As a Catholic organization, rooted in the work of Jesus Christ, we provide food, clothing and shelter to poor and marginalized children and families, young adults and seniors of all faith traditions to meet their immediate needs while addressing the long term issues of systemic poverty in the Deep South.
About Edmundite Missions:
Guided by the ethos: “Do the best we can, with what little we have, to serve those most in need,” the Society of St. Edmund and Edmundite Missions have been serving Selma and surrounding rural areas for nearly 80 years. In 1965, the Edmundite Missions received national attention for its support of the civil rights movement. Most notable, victims of police violence during the historic Selma to Montgomery civil rights march – “Bloody Sunday” were brought to and treated at the Edmundite-run, Good Samaritan Hospital. Since its inception, the Missions has provided food, emergency assistance, and shelter to the poorest populations in the poorest counties in the poorest state in the nation. Today, 43% of Selma’s population lives in poverty. The services the Missions provides are essential and are for many, the only source of reliable support and assistance. Like so many organizations, the Missions has relied upon the United States Postal Service to spread its story throughout the country and we would be proud to be part of the Mailing Industry.
Director Father John Jrowley with Martin Luther King
Crossing Edmund Pettus Bridge Anniversary
Good Samaritan Hospital
Original Good Samaritan Clinic, 1922
Edmundite Missions’ History:
The Edmundite Missions took root when Father Frank Casey and Father Barney Paro first came to Selma, from Colchester, VT in 1937 for the purposes of Evangelization. Father Casey borrowed money from his brother and began at once going door-to-door evangelizing. He immediately set to work filling soup pails, packaging sandwiches and providing clothing, firewood and medicines to those in desperate need. Father Casey was the founder and the first director of the Edmundite Southern Missions, helping to build churches at Selma, Anniston, Mobile, Heron Bay and Elizabeth City. He renovated churches at Bellefontaine, Mon Luis and Dauphin Island.
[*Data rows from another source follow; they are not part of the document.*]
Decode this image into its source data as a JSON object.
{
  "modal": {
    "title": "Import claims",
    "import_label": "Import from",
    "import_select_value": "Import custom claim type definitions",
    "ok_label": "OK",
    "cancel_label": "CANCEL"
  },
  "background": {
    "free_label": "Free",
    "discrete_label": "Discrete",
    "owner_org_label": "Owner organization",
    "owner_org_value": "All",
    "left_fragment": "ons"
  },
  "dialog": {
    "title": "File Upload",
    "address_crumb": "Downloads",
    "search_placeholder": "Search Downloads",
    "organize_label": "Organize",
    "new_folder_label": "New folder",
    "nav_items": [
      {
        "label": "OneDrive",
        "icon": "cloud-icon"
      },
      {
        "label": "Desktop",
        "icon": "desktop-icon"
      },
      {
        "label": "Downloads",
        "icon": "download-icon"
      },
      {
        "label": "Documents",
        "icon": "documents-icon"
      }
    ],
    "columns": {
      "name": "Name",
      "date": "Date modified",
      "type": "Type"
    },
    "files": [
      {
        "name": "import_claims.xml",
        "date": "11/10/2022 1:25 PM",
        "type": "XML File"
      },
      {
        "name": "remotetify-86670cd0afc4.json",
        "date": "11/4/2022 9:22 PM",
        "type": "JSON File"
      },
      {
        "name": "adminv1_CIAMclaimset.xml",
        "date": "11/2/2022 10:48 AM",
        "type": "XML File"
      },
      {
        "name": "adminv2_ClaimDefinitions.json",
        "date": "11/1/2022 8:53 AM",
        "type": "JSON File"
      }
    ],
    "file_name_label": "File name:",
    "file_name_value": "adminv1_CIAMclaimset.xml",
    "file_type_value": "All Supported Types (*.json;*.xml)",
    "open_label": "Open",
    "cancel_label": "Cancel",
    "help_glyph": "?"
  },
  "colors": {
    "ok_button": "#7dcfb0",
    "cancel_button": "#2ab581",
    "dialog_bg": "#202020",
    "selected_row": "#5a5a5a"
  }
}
In addition he began the construction of the Good Samaritan Hospital in Selma; set up the Southern Missions Office, initiate the publication, Your Newsletter and directed Saint Edmund’s Retreat League. Stunned by the level of poverty they found, they quickly made an appeal to their friends in the North to come help serve the poor. In response to this plea, the Sisters of Saint Joseph from Rochester, NY joined the Edmundites in the 1940s. Answering the need for better education and health facilities for African-Americans, the religious sisters went to work alongside the Edmundites. Together, they helped establish ministries, ranging from schools to hospitals, to meet the needs of poor African-Americans, who were victims of discrimination and denied access to many public institutions.
Fr. Casey and early missionaries
Vital Sisters of Saint Joseph Colleagues
To support this work, and to bring much needed resources to the area, in 1937, Fr. Casey devised an outreach system by using the telephone book to identify names seemingly of Irish and Italian descent, under the assumption they would be Catholic and by virtue of their faith, would be compelled to support the Missions’ work. With a mailing list assembled, the Edmundite Missions joined America’s Mailing Industry by using the US Post Office to shine a light on the need in Selma, and to solicit the financial support of the nation. The Missions’ ability to communicate the need in the Deep South to friends and donors throughout the country, helped secure the resources to sustain their good work.
Winter Storm Warming Center, 2015
The Edmundite Missions Today:
80 years later, due in large part to Fr. Casey’s system of outreach through the US mail system, Edmundite Missions remains a beacon of hope for the Selma community, still plagued by crippling poverty and the vestiges of racism. Today, the Missions’ work has grown to include a nutrition program that serves lunch and dinner to more than 1,400 clients each day, a senior activities program that provides a variety of activities that help strengthen the mind, body and soul of seniors, 65 years of age and older, and a ministries program that assists with emergency responses, occupational support, and financial assistance for necessary essentials such as medicine, and transportation. The Missions’ work through the Bosco Nutrition Center and Rural Food Outreach, opened in 1983, provides hot, nutritious meals to approximately 300 people a day, 365 days a year. In 2011, Bosco served its 1.5 millionth meal. The Ana Maria Food Pantries and the Father Roger Food Pantry provides healthy food to the working poor, to homebound elders and to those who are sick.
President and CEO Chad McEachern at a home visit
From the perspective of its deep history in Selma, and with demand for its services on the rise, Edmundite Missions has recommitted itself to both meeting immediate needs and providing a pathway out of poverty. Moving forward, Edmundite Missions has invested in strengthening and expanding its current charitable programs, doubling the reach of the services it currently provides. This rededication to charity has been complemented with a more innovative approach to service provision aimed at helping individuals build their own capacity and achieve self-reliance.
Evening Meal Program Blessing at Bosco
Amazingly, what started as a grassroots effort to mobilize resources continues to be a critical part of the Missions’ ability to carry out its ever-expanding service portfolio. Today, the Missions’ work is supported by a community of 40,000 donors, scattered all across the country. A vast majority of the support stems from individuals outside of Selma who have heard the message over the years via letters sent through the U.S. Postal Service. As was done in 1937, Edmundite Missions continues to rely on the USPS to deliver their appeals for support and the impact of its work to its donor base.
Meals of Hope